This is our view lately:
That's Scarlett, heading straight out the doggie door. She has gotten so fast, we can barely catch her (and have had to go looking for her more than once.) She doesn't care if it is cold and dark in the garage, or if dogs are waiting on the other side. It has become a game of chase, and most days, she is winning!
This week's appointments included a visit to the neurosurgeon and audiologist. Her neurosurgeon is very happy with her healing after her surgery in December, and does not need to see her for 6 months. We have never gone 6 months between neurosurgery visits, so I will keep my fingers crossed that we can stay away that long.
Audiology brought more good news. Her hearing has been difficult to test for the last two years, as she was too young to rely on behavioral results - gauging her hearing levels based on her reactions to tones played through big speakers. We have done several ABRs, which test her brainstem response to different sounds, but they require anesthesia, and are therefore much more dangerous. A few months ago, we decided to switch audiologists, and it has made all the difference for getting more detailed and accurate information about her hearing. The new office is able to do much better behavioral tests, and measured her hearing as slightly better than in previous tests - moderate, rather than moderate-severe. It's a minor difference, and doesn't change what we are doing with her hearing aids or school, but gives us a better idea of what she actually hears.
On Friday, she began Round 2 of chemo (her third dose in the twice-a-month plan). The appointment was not until 12:40, and then with the typical delays (and the non-typical, like waiting for Scarlett to produce a urine sample), the actual infusion did not start until nearly 3:00pm. We did everything we could to entertain her for the hours she was trapped in the bed, but her favorite game was "Throw everything on the floor so mommy or the nurse have to rinse it." Fun!
Her psychedelic t-shirt is from ComfyCozys. They make shirts for kids undergoing chemo who have port catheters. There are two zippers on the chest to allow access to her port without having to strip off her clothes, as well as holes in the side seams to allow the wiring and her feeding tube to come through untangled. It worked great, and we are very thankful to Lorraine from ComfyCozys for getting us the shirt so quickly after we heard about it from one of our readers.
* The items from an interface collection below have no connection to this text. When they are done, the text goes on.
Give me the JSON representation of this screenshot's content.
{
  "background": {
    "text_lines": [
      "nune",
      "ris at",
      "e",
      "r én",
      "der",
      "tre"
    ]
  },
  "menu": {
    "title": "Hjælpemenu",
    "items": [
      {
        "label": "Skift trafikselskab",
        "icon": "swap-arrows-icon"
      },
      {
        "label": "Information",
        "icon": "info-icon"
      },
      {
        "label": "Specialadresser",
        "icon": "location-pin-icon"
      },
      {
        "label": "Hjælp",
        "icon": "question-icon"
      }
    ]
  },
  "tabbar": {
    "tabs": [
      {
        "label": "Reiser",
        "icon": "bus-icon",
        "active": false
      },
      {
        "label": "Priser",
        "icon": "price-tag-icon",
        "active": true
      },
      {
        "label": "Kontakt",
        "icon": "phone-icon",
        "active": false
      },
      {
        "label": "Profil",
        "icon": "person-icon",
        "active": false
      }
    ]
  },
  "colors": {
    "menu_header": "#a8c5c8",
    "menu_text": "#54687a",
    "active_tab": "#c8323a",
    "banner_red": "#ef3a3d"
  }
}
At the end of a very long day, Scarlett showed us just how far she has come in this journey. The nurse had to take her blood pressure before discharging her. Scarlett stretched out her arm and held it still for the entire squeeze. When the machine stopped, she pulled at the velcro to take it off. It left me with mixed feelings - she is so relaxed and agreeable, which I love and am grateful for. However, no toddler should be so used to a blood pressure cuff, or should need a special onesie that allows access to all the medical access points. It's just another reminder of how different her life is than we ever imagined it would be.